5. The Penguins goaltending

This was probably my biggest concern at the start of the playoffs, just because neither Matt Murray or Tristan Jarry had done much down the stretch run of the regular season to secure the starting job and give everyone confidence. It is not unfair to say they were one of the weak links on the roster at that point. Very capable of playing well and winning, but also very capable of self destructing and being the reason the team does not win. Honestly, though, I have no complaints with the way Murray played on Saturday and see no reason to make a switch at this point. The worst goal he allowed was the one to Nick Suzuki in the second period, and while you would like to see your goalie make a big save in that situation it was a pretty great shot by Suzuki, and sometimes you do have to just tip your cap to the other guy and say, “you beat me.” Maybe Jarry stops that shot. Maybe he gives up a goal on some other shots that Murray stopped. Level of concern: Moderate.

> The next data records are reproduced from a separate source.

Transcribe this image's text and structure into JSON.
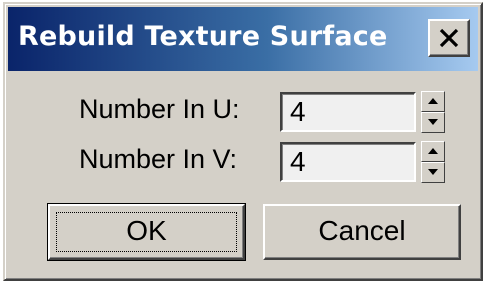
{
  "dialog": {
    "title": "Rebuild Texture Surface",
    "close_icon": "close-x-icon"
  },
  "fields": [
    {
      "label": "Number In U:",
      "value": "4"
    },
    {
      "label": "Number In V:",
      "value": "4"
    }
  ],
  "buttons": {
    "ok_label": "OK",
    "cancel_label": "Cancel"
  },
  "colors": {
    "dialog_face": "#d4d0c8",
    "title_gradient_start": "#0a246a",
    "title_gradient_end": "#a6caf0",
    "title_text": "#ffffff"
  }
}
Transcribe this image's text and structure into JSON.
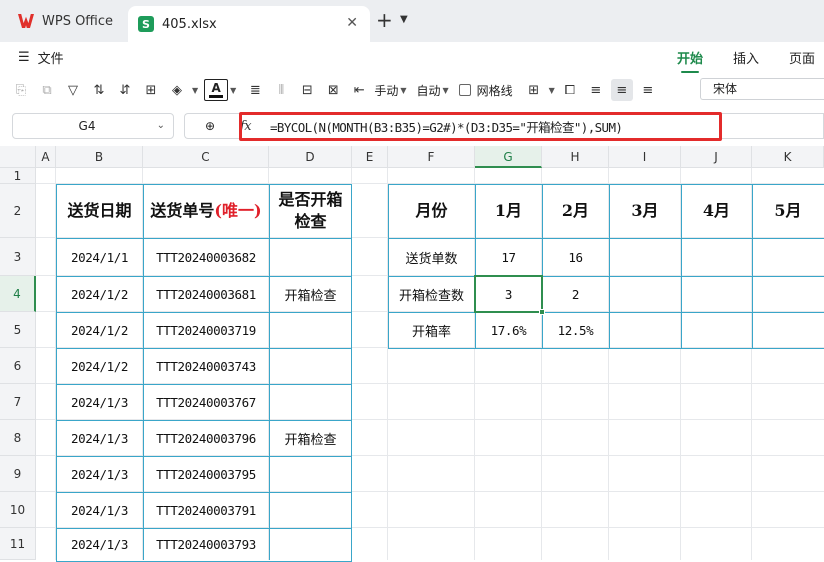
{
  "tabs": {
    "home_label": "WPS Office",
    "file_label": "405.xlsx",
    "file_icon": "S"
  },
  "ribbon": {
    "file_menu": "文件",
    "tabs": [
      "开始",
      "插入",
      "页面"
    ],
    "active_tab": "开始",
    "font_name": "宋体",
    "wrap_label": "手动",
    "auto_label": "自动",
    "gridlines_label": "网格线",
    "font_color_glyph": "A"
  },
  "formula_bar": {
    "cell_ref": "G4",
    "fx": "fx",
    "formula": "=BYCOL(N(MONTH(B3:B35)=G2#)*(D3:D35=\"开箱检查\"),SUM)",
    "highlight_color": "#e32b2b"
  },
  "grid": {
    "columns": [
      "A",
      "B",
      "C",
      "D",
      "E",
      "F",
      "G",
      "H",
      "I",
      "J",
      "K"
    ],
    "active_column": "G",
    "rows": [
      "1",
      "2",
      "3",
      "4",
      "5",
      "6",
      "7",
      "8",
      "9",
      "10",
      "11"
    ],
    "active_row": "4"
  },
  "left_table": {
    "headers": {
      "date": "送货日期",
      "order_prefix": "送货单号",
      "order_note": "(唯一)",
      "inspect": "是否开箱检查"
    },
    "rows": [
      {
        "date": "2024/1/1",
        "order": "TTT20240003682",
        "inspect": ""
      },
      {
        "date": "2024/1/2",
        "order": "TTT20240003681",
        "inspect": "开箱检查"
      },
      {
        "date": "2024/1/2",
        "order": "TTT20240003719",
        "inspect": ""
      },
      {
        "date": "2024/1/2",
        "order": "TTT20240003743",
        "inspect": ""
      },
      {
        "date": "2024/1/3",
        "order": "TTT20240003767",
        "inspect": ""
      },
      {
        "date": "2024/1/3",
        "order": "TTT20240003796",
        "inspect": "开箱检查"
      },
      {
        "date": "2024/1/3",
        "order": "TTT20240003795",
        "inspect": ""
      },
      {
        "date": "2024/1/3",
        "order": "TTT20240003791",
        "inspect": ""
      },
      {
        "date": "2024/1/3",
        "order": "TTT20240003793",
        "inspect": ""
      }
    ]
  },
  "right_table": {
    "header_label": "月份",
    "months": [
      "1月",
      "2月",
      "3月",
      "4月",
      "5月"
    ],
    "rows": [
      {
        "label": "送货单数",
        "values": [
          "17",
          "16",
          "",
          "",
          ""
        ]
      },
      {
        "label": "开箱检查数",
        "values": [
          "3",
          "2",
          "",
          "",
          ""
        ]
      },
      {
        "label": "开箱率",
        "values": [
          "17.6%",
          "12.5%",
          "",
          "",
          ""
        ]
      }
    ]
  },
  "colors": {
    "accent_green": "#2f8e4f",
    "table_border": "#3aa6c9",
    "highlight_red": "#e0202a"
  }
}
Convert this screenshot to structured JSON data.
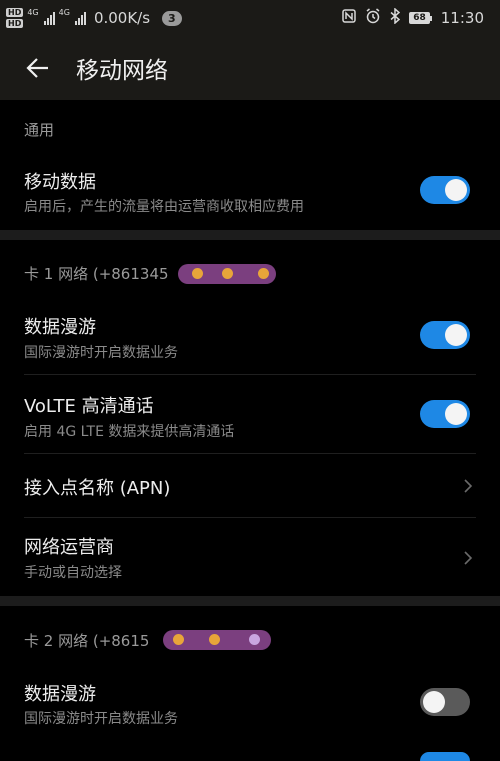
{
  "status_bar": {
    "hd_badges": [
      "HD",
      "HD"
    ],
    "network_labels": [
      "4G",
      "4G"
    ],
    "speed": "0.00K/s",
    "notification_count": "3",
    "battery": "68",
    "time": "11:30",
    "icons": [
      "nfc-icon",
      "alarm-icon",
      "bluetooth-icon",
      "battery-icon"
    ]
  },
  "app_bar": {
    "title": "移动网络",
    "back_icon": "arrow-left-icon"
  },
  "sections": [
    {
      "header": "通用",
      "items": [
        {
          "title": "移动数据",
          "subtitle": "启用后，产生的流量将由运营商收取相应费用",
          "control": "toggle",
          "state": "on"
        }
      ]
    },
    {
      "header": "卡 1 网络 (+861345",
      "items": [
        {
          "title": "数据漫游",
          "subtitle": "国际漫游时开启数据业务",
          "control": "toggle",
          "state": "on"
        },
        {
          "title": "VoLTE 高清通话",
          "subtitle": "启用 4G LTE 数据来提供高清通话",
          "control": "toggle",
          "state": "on"
        },
        {
          "title": "接入点名称 (APN)",
          "control": "chevron"
        },
        {
          "title": "网络运营商",
          "subtitle": "手动或自动选择",
          "control": "chevron"
        }
      ]
    },
    {
      "header": "卡 2 网络 (+8615",
      "items": [
        {
          "title": "数据漫游",
          "subtitle": "国际漫游时开启数据业务",
          "control": "toggle",
          "state": "off"
        }
      ]
    }
  ],
  "colors": {
    "accent": "#1e88e5",
    "background": "#000000",
    "bar": "#1b1a17",
    "toggle_off": "#5a5a5a"
  }
}
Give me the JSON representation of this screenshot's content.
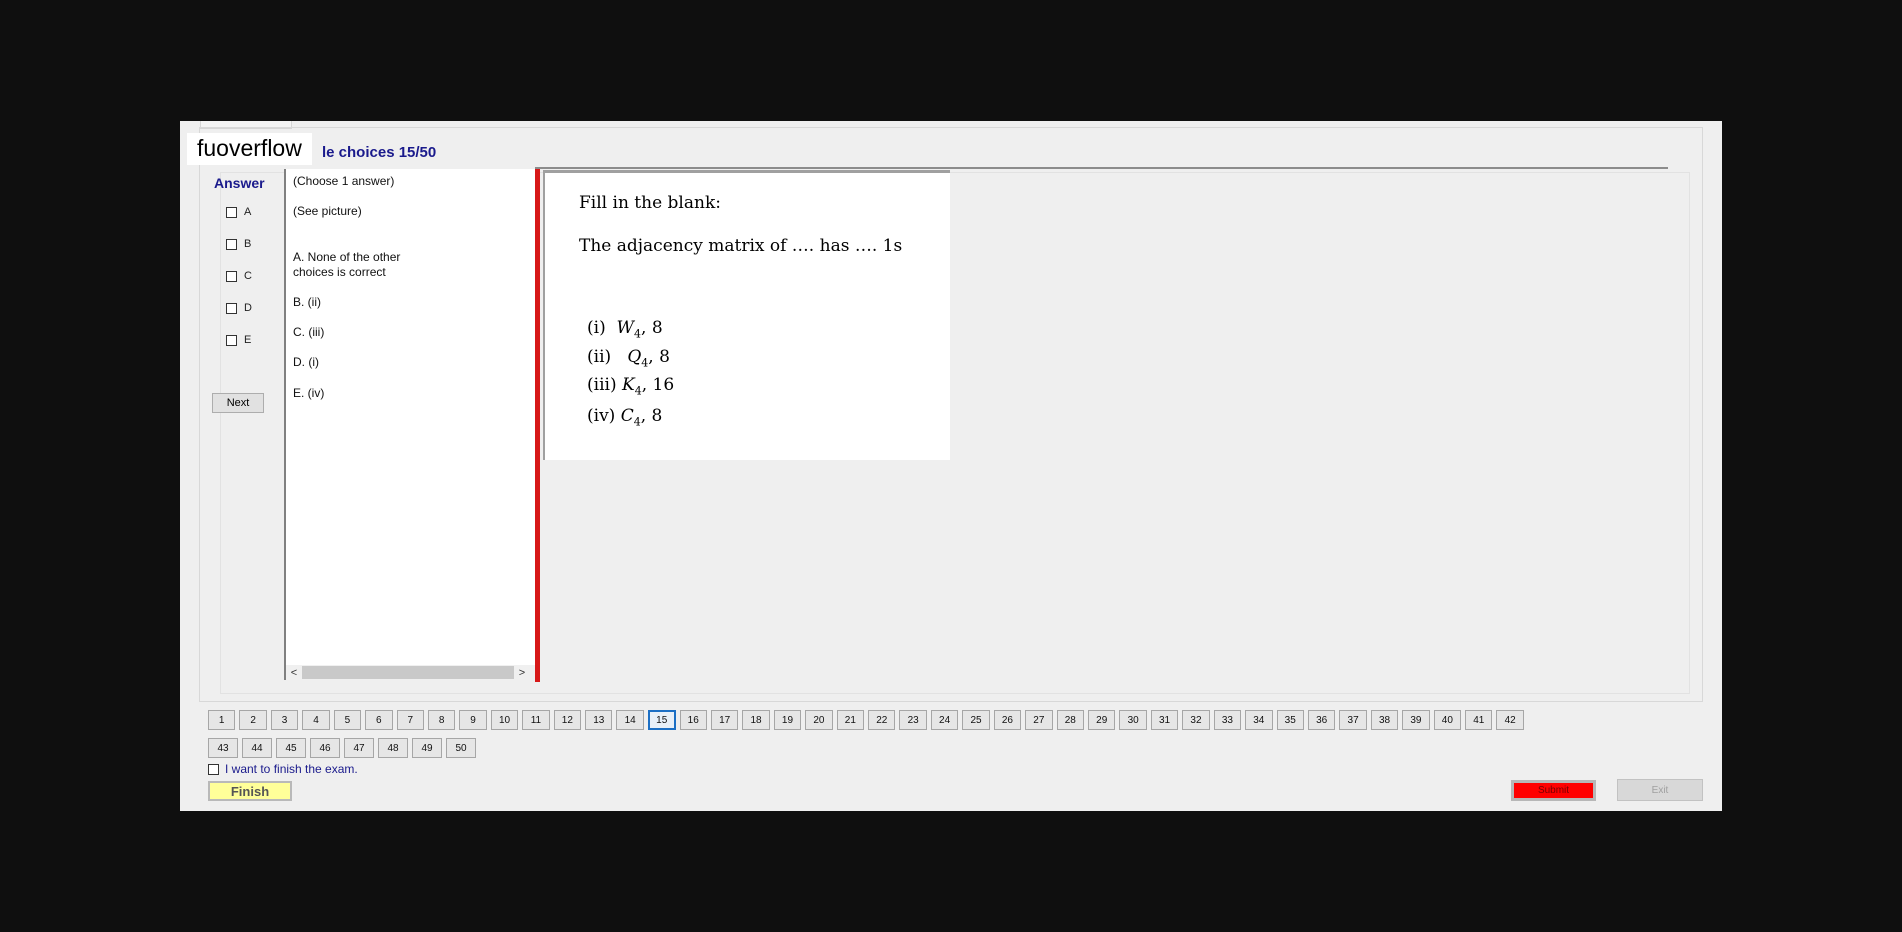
{
  "header": {
    "brand": "fuoverflow",
    "question_title": "le choices 15/50"
  },
  "answer_panel": {
    "label": "Answer",
    "options": [
      "A",
      "B",
      "C",
      "D",
      "E"
    ],
    "next_label": "Next"
  },
  "choices_list": {
    "instruction": "(Choose 1 answer)",
    "see_picture": "(See picture)",
    "items": [
      {
        "line1": "A.  None of the other",
        "line2": "choices is correct"
      },
      {
        "line1": "B.  (ii)"
      },
      {
        "line1": "C.  (iii)"
      },
      {
        "line1": "D.  (i)"
      },
      {
        "line1": "E.  (iv)"
      }
    ]
  },
  "question_picture": {
    "line1": "Fill in the blank:",
    "line2": "The adjacency matrix of …. has …. 1s",
    "items": [
      {
        "num": "(i)",
        "var": "W",
        "sub": "4",
        "val": "8"
      },
      {
        "num": "(ii)",
        "var": "Q",
        "sub": "4",
        "val": "8"
      },
      {
        "num": "(iii)",
        "var": "K",
        "sub": "4",
        "val": "16"
      },
      {
        "num": "(iv)",
        "var": "C",
        "sub": "4",
        "val": "8"
      }
    ]
  },
  "navigation": {
    "row1": [
      "1",
      "2",
      "3",
      "4",
      "5",
      "6",
      "7",
      "8",
      "9",
      "10",
      "11",
      "12",
      "13",
      "14",
      "15",
      "16",
      "17",
      "18",
      "19",
      "20",
      "21",
      "22",
      "23",
      "24",
      "25",
      "26",
      "27",
      "28",
      "29",
      "30",
      "31",
      "32",
      "33",
      "34",
      "35",
      "36",
      "37",
      "38",
      "39",
      "40",
      "41",
      "42"
    ],
    "row2": [
      "43",
      "44",
      "45",
      "46",
      "47",
      "48",
      "49",
      "50"
    ],
    "current": "15"
  },
  "footer": {
    "finish_checkbox_label": "I want to finish the exam.",
    "finish_label": "Finish",
    "submit_label": "Submit",
    "exit_label": "Exit"
  }
}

6. Conor Sheary on the top line

Sheary had a game to forget on Saturday with some missed opportunities and a failed penalty shot with three minutes to play in regulation. It is a game he would probably like to forget, and it will no dout start a discussion about swapping him out for someone else or shuffling lines. Not sure that is necessary at this point. I would rather see a player generate a chance and fail to convert it then generate no chance. I also feel like since this trio of players (Crosby, Jake Guentzel, and Sheary) has had success before it is worth giving them another chance. I do not want to break up the Evgeni Malkin, Jason Zucker, Bryan Rust line, and I am not sure anyone on the third line fits. Level of concern: Low